How does a nuclear reactor work?
In nuclear reactors, atom-splitting takes place in the extremely hot, radioactive core, which is protected by several layers of steel and other sturdy materials.
The energy generated by the fission process heats up water, which creates steam that, in turn, powers a turbine generator. The generator’s rapid spinning creates electricity that is then distributed to homes and businesses via a power grid.
Some consider nuclear power a cleaner form of energy than fossil fuels like coal and oil because no carbon dioxide is released into the atmosphere during the nuclear fission process.
Others argue that nuclear power is dangerous and pollutes the environment because used up uranium fuel rods are still radioactive and have to be buried deep within the earth.
Comparisons to past nuclear disasters
Analysts are comparing the situation in Japan to past nuclear disasters, most notably the nuclear power plant failures at Three Mile Island in Pennsylvania and Chernobyl in Ukraine.
At Three Mile Island in 1979, one of the steam-generated turbines shut down, causing pressure to rise in the nuclear core of the plant. Coolant leaked and caused the nuclear core to overheat and melt.
Although no plant workers or members of the surrounding community were injured in the accident, it remains the biggest nuclear disaster in U.S. history.
Far more disastrous was the nuclear accident at the Chernobyl nuclear power plant in Russia (now Ukraine) in 1986. A massive power surge during a systems test caused a reactor to overheat and explode, sending a radioactive plume into the air that eventually drifted over large parts of Russia and Europe.
Fifty plant workers died in the event, but it’s estimated that thousands more died later as a result of cancer and other diseases caused by radiation exposure.
Currently, analysts are comparing the situation in Japan more to Three Mile Island than Chernobyl and are hoping the situation won’t become worse.
Other countries reexamine nuclear power plant safety
Meanwhile, the rest of the world is re-examining its commitment to nuclear power.

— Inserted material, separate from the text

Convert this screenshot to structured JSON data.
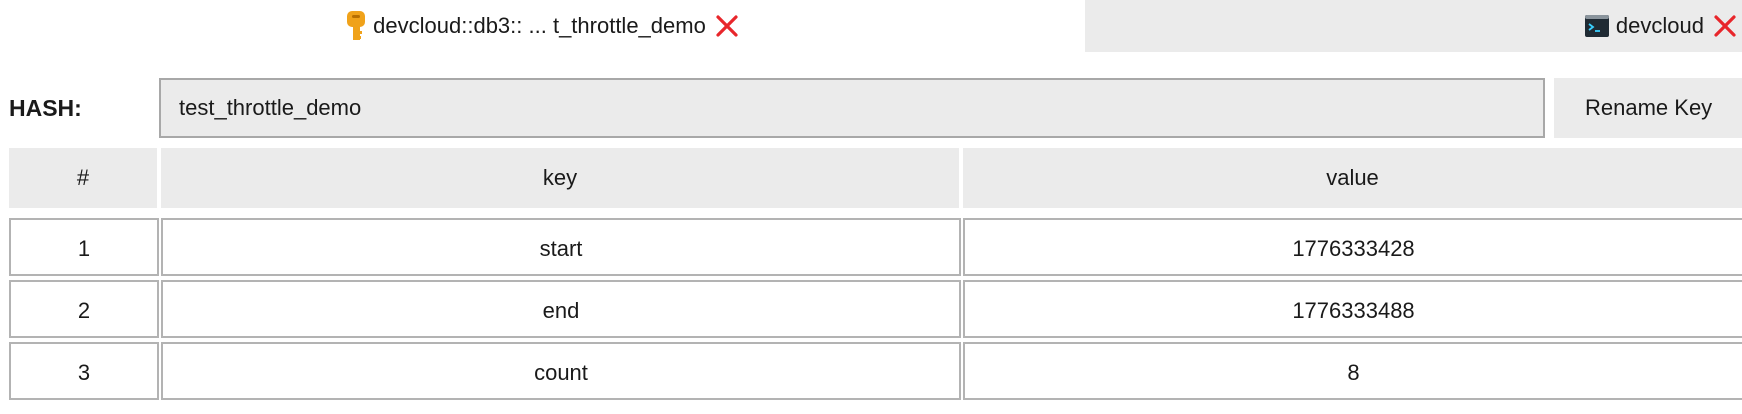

Germany announced it would perform “stress tests” on its oldest nuclear reactors and Switzerland suspended plans to build four new nuclear plants while it examines the safety of existing reactors.
In the U.S., President Barack Obama defended the country’s commitment to nuclear power, stating that all forms of power have a downside but that nuclear power shouldcontinue to be an energy option for America. The U.S. currently gets about 20 percent of its energy from nuclear power.
“I’ve already instructed our nuclear regulatory agency to make sure that we take lessons learned from what’s happening in Japan and that we are constantly upgrading how we approach our nuclear safety in this country,” the president said.
–Compiled by Veronica DeVore for NewsHour Extra
Submit Your Student Voice
Tooltip of RSS content 3
- Opening for business could end Internet isolation for Cuba
After decades of isolation, Cuba could soon expand access to consumer technology and the Internet. Continue readingcensorshipcubaInternet
- Five things your class needs to know about U.S.-Iranian relations
By Gabby Shacknai Iran’s nuclear program has been a point of international attention since it…International IssuesIrannuclear weaponsPolitics
- Trans fat no more: FDA gives food industry three years
The Food and Drug Administration (FDA) has ordered the elimination of all trans fats from the food supply within the next three years, a long-awaited move that is expected to save thousands of lives per year. Continue readingfoodHealthTrans fats
- Rikers Island announces reforms following death of former inmate
The reforms were spurred in part by the death of Kalief Browder, a former Rikers inmate who was accused of stealing a backpack at age 16. Continue readingcriminal justiceJailReformRikers Island
- Breaking down the SCOTUS decision on marriage equality for your class
Background of Obergefell v. Hodges In the case Obergefell v. Hodges, plaintiff James Obergefell argued that…LGBTLGBTQmarriage equalitySCOTUSSupreme Court